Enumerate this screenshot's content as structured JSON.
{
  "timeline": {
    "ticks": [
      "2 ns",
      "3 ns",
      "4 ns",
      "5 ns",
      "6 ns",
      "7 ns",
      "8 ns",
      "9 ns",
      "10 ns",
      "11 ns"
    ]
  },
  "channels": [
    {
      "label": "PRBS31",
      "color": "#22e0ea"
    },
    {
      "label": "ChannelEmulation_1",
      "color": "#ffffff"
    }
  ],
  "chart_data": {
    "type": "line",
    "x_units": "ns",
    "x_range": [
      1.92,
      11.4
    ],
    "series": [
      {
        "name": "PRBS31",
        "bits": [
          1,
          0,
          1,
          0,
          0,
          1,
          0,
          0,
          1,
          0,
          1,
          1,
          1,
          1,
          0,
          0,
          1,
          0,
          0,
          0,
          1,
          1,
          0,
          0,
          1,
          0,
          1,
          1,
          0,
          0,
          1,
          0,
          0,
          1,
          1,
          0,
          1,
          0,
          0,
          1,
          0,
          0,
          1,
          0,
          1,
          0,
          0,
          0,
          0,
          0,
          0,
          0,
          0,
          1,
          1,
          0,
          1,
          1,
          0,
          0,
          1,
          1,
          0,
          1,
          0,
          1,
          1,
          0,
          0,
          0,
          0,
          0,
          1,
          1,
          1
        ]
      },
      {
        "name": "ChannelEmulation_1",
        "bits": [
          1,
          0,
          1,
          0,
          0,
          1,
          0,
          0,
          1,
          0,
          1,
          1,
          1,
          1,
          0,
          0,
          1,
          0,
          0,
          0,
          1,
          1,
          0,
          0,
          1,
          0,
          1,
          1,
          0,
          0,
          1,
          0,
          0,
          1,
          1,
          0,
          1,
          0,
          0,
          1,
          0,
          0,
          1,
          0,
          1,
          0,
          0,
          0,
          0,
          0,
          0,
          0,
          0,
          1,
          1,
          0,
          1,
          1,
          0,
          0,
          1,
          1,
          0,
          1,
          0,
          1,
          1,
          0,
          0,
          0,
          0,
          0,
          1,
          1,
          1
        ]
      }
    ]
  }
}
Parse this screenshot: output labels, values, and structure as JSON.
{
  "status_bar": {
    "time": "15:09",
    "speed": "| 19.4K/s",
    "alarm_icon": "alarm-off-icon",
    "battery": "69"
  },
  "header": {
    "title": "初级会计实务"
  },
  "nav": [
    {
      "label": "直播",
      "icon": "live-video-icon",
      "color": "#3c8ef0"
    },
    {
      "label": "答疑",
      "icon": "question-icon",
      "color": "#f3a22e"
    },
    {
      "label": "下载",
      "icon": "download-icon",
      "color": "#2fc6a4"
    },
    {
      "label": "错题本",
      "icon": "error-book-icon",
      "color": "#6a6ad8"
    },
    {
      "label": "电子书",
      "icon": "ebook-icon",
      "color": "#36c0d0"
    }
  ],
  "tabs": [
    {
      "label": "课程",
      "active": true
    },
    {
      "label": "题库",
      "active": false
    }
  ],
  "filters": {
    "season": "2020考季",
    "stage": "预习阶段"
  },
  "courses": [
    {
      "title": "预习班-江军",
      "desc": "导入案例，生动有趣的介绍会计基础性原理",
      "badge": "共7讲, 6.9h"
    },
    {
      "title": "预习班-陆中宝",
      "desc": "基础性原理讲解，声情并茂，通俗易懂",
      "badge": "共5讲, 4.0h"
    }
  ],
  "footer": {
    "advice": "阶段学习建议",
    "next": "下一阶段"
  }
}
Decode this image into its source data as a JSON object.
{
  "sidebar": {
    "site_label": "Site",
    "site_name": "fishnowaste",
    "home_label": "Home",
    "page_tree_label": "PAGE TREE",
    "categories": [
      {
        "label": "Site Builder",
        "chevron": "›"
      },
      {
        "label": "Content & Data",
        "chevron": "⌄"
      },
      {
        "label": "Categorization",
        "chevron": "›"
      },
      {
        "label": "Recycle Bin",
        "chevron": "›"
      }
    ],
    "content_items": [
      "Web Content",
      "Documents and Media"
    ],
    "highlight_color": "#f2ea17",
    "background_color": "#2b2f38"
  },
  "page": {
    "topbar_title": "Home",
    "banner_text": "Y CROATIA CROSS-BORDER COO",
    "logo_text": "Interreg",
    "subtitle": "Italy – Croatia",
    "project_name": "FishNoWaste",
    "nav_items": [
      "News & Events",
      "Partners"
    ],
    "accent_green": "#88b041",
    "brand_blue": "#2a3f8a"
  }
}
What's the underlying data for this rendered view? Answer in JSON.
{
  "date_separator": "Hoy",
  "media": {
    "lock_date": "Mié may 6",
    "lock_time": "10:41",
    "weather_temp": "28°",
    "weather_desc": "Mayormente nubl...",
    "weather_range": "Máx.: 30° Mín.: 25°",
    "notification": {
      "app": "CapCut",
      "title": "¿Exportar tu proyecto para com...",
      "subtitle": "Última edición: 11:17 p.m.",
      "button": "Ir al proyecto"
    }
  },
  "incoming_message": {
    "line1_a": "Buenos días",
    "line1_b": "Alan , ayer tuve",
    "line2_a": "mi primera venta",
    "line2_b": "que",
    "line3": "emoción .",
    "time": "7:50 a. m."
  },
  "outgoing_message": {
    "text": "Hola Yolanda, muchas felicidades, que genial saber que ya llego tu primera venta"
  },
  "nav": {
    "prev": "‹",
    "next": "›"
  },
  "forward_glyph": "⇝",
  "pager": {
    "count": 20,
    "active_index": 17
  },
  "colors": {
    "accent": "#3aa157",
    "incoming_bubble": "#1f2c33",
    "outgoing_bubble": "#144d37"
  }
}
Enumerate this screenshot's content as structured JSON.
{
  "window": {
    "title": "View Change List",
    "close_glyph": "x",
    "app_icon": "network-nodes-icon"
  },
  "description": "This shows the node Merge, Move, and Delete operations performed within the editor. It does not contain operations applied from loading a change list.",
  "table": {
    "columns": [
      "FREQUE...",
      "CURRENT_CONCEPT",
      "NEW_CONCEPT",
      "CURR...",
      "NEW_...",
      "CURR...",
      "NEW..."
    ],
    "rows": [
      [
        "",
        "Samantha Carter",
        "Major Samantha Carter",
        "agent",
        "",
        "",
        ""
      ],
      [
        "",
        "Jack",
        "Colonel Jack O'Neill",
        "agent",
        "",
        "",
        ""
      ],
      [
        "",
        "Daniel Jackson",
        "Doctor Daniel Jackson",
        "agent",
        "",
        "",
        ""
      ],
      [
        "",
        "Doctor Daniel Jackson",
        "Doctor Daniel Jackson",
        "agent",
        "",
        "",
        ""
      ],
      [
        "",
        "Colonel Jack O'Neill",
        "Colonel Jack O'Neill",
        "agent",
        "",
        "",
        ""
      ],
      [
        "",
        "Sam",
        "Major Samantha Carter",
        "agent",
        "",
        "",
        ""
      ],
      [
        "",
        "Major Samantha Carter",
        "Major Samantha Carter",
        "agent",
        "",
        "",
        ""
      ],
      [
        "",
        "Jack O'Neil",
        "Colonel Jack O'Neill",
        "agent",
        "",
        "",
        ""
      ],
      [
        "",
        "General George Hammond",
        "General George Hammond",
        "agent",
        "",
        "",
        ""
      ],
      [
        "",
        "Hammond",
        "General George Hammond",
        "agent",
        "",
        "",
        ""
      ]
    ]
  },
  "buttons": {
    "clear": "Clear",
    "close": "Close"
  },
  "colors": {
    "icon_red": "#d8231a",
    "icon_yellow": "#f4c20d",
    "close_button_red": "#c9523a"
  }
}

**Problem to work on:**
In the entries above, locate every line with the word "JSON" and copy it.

**Response to the task:**
Enumerate this screenshot's content as structured JSON.
Parse this screenshot: output labels, values, and structure as JSON.
Decode this image into its source data as a JSON object.
What's the underlying data for this rendered view? Answer in JSON.
Enumerate this screenshot's content as structured JSON.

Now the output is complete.